At first I feared the ignition was to blame, especially seeing the size of the flames shooting out of the silencer but after careful examination this turned out to be functioning correctly. My attention soon turned to the fuelling and, in particular, the carburettor that had suffered so much from the stale fuel left in the system. After endless cleaning, adjustment and replacement of key Carburettor internals the running still wasn’t improved and after 2 months of searching, I came across a second-hand item, not the exact model for my machine, but a similar carburettor that I tracked down via a web forum dedicated to Suzuki DR400’s and other similar ‘Big-Thumpers’. It was fitted on Good Friday, and instantly better even before it was fine tuned for my engine. The bike now starts first kick, and runs smoothly throughout the rev range, completely unlike how I would imagine a 26-year-old Jap single should. The only parts I have needed, but have not been able to source have been minor, such as the odd engine-mounting bolt that, in the absence of genuine Suzuki items, have been easily substituted by bolts of similar dimensions. I would happily recommend Jeff Hall Motorcycles in Hillsborough, Sheffield, they have been so helpful, and they have more stock there than even they know. The project has been very enjoyable, plenty of problems, but all overcome with patience and hard work and I now have the restoration bug.”

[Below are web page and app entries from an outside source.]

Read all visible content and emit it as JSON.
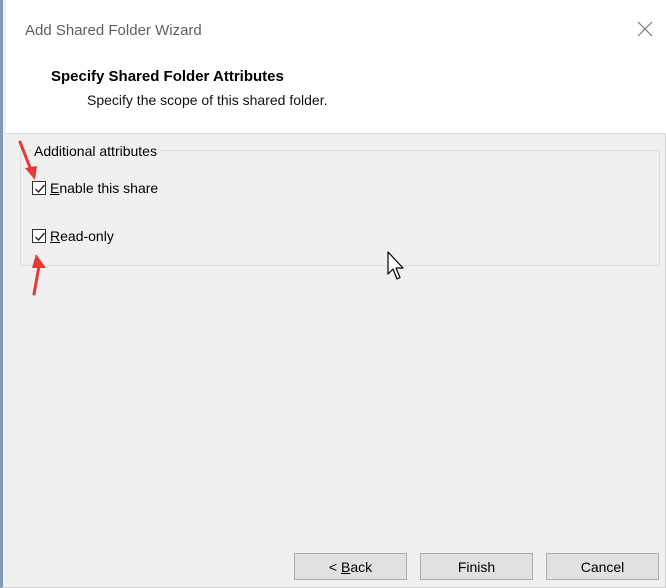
{
  "window": {
    "title": "Add Shared Folder Wizard"
  },
  "header": {
    "title": "Specify Shared Folder Attributes",
    "subtitle": "Specify the scope of this shared folder."
  },
  "group": {
    "legend": "Additional attributes",
    "options": [
      {
        "label_pre": "",
        "label_mnemonic": "E",
        "label_post": "nable this share",
        "checked": true
      },
      {
        "label_pre": "",
        "label_mnemonic": "R",
        "label_post": "ead-only",
        "checked": true
      }
    ]
  },
  "buttons": {
    "back_pre": "< ",
    "back_mnemonic": "B",
    "back_post": "ack",
    "finish": "Finish",
    "cancel": "Cancel"
  },
  "icons": {
    "close": "close-icon",
    "checkmark": "checkmark-icon",
    "annotation_arrow": "red-arrow-icon",
    "cursor": "mouse-pointer-icon"
  },
  "colors": {
    "annotation": "#e53935",
    "button_border": "#adadad",
    "button_default_border": "#0078d7"
  }
}
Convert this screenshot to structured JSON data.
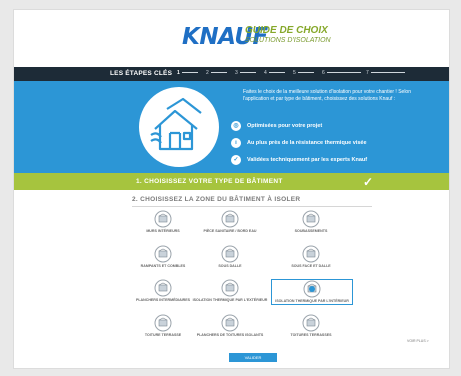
{
  "header": {
    "brand": "KNAUF",
    "guide_title": "GUIDE DE CHOIX",
    "guide_subtitle": "SOLUTIONS D'ISOLATION"
  },
  "steps": {
    "title": "LES ÉTAPES CLÉS",
    "items": [
      {
        "num": "1",
        "active": true
      },
      {
        "num": "2",
        "active": false
      },
      {
        "num": "3",
        "active": false
      },
      {
        "num": "4",
        "active": false
      },
      {
        "num": "5",
        "active": false
      },
      {
        "num": "6",
        "active": false
      },
      {
        "num": "7",
        "active": false
      }
    ]
  },
  "hero": {
    "intro": "Faites le choix de la meilleure solution d'isolation pour votre chantier ! Selon l'application et par type de bâtiment, choisissez des solutions Knauf :",
    "bullets": [
      {
        "icon": "target-icon",
        "text": "Optimisées pour votre projet"
      },
      {
        "icon": "thermometer-icon",
        "text": "Au plus près de la résistance thermique visée"
      },
      {
        "icon": "check-circle-icon",
        "text": "Validées techniquement par les experts Knauf"
      }
    ]
  },
  "step1": {
    "label": "1. CHOISISSEZ VOTRE TYPE DE BÂTIMENT"
  },
  "step2": {
    "label": "2. CHOISISSEZ LA ZONE DU BÂTIMENT À ISOLER"
  },
  "zones": [
    {
      "label": "MURS INTÉRIEURS"
    },
    {
      "label": "PIÈCE SANITAIRE / BORD EAU"
    },
    {
      "label": "SOUBASSEMENTS"
    },
    {
      "label": "RAMPANTS ET COMBLES"
    },
    {
      "label": "SOUS DALLE"
    },
    {
      "label": "SOUS FACE ET DALLE"
    },
    {
      "label": "PLANCHERS INTERMÉDIAIRES"
    },
    {
      "label": "ISOLATION THERMIQUE PAR L'EXTÉRIEUR"
    },
    {
      "label": "ISOLATION THERMIQUE PAR L'INTÉRIEUR"
    },
    {
      "label": "TOITURE TERRASSE"
    },
    {
      "label": "PLANCHERS DE TOITURES ISOLANTS"
    },
    {
      "label": "TOITURES TERRASSES"
    }
  ],
  "more_link": "VOIR PLUS >",
  "submit": "VALIDER",
  "colors": {
    "blue": "#2c96d6",
    "green": "#a6c43e",
    "dark": "#1d2b37",
    "brand": "#1f6fc4"
  }
}
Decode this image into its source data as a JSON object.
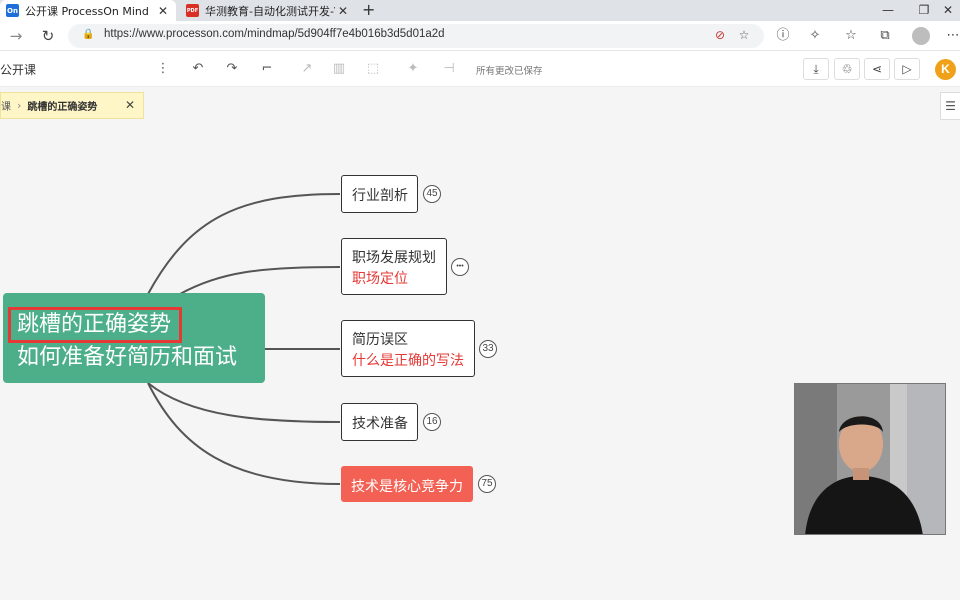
{
  "browser": {
    "tabs": [
      {
        "label": "公开课 ProcessOn Mind",
        "favicon": "On",
        "active": true
      },
      {
        "label": "华测教育-自动化测试开发-VIP课",
        "favicon": "PDF",
        "active": false
      }
    ],
    "url": "https://www.processon.com/mindmap/5d904ff7e4b016b3d5d01a2d"
  },
  "toolbar": {
    "doc_title": "公开课",
    "save_status": "所有更改已保存",
    "user_initial": "K"
  },
  "breadcrumb": {
    "parent": "课",
    "current": "跳槽的正确姿势"
  },
  "mindmap": {
    "root_line1": "跳槽的正确姿势",
    "root_line2": "如何准备好简历和面试",
    "nodes": [
      {
        "title": "行业剖析",
        "badge": "45"
      },
      {
        "title": "职场发展规划",
        "subtitle": "职场定位",
        "badge": "•••"
      },
      {
        "title": "简历误区",
        "subtitle": "什么是正确的写法",
        "badge": "33"
      },
      {
        "title": "技术准备",
        "badge": "16"
      },
      {
        "title": "技术是核心竞争力",
        "badge": "75"
      }
    ]
  },
  "colors": {
    "root": "#4caf8a",
    "highlight_node": "#f36155",
    "accent_text": "#e53935",
    "user_avatar": "#f0a11a"
  }
}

The SP400 is now for sale as a new steed has taken up residence in the garage, a 1983 GPz750 has forced its way into Peter’s affections, although he does say his wife isn’t so in love, just yet. The SP400 can be seen, and heard, as a video of the first runs following the restoration can be seen on Youtube, simply search for SP400 and you will find Peters machine in action.
Jeff Hall Motorcycles, tel 0114 233 3116, www.jeffhallmotorcycles.co.uk
Shirebrook Motorcycles , tel 01623 748 747
Wemoto spares , tel 01273 597 072, www.wemoto.com
The Thumper club – www.thumperclub.com
- Plasti-kote BBQ Paint – copes brilliantly with high temperature, is really easy to apply, and has a nice tough finish too.
- Patience – take your time. When there’s so much to do, do one thing at a time.
1980 Suzuki SP400 Speciications
- Price £ came free to good home (£885 new in 1980)
- Value now (est): £800-1000
- Power: 30bhp
- Torque: 20ft-lb
- Top speed 82mph
- Dry weight: 136kg
- Colours: Red, Yellow
- Fuel: 8.6litres
- Rake/trail: 29deg/146mm
- Seat height: 790mm
- Wheelbase: 1320mm
- Engine: 396cc air-cooled cc (88 x 65.2mm), single-cylinder SOHC four-stroke. 36mm Mikuni carb. 5-gears. Chain final drive
- Chassis: Tubular steel single down tube frame, 36mm telescopic forks, twin oil-damped rear shocks with adjustable preload
- Brakes: 150mm single leading shoe drum front and rear
- Tyres: 300 x 21 front, 400 x 18 rear
1980 Suzuki SP400 Restoration Gallery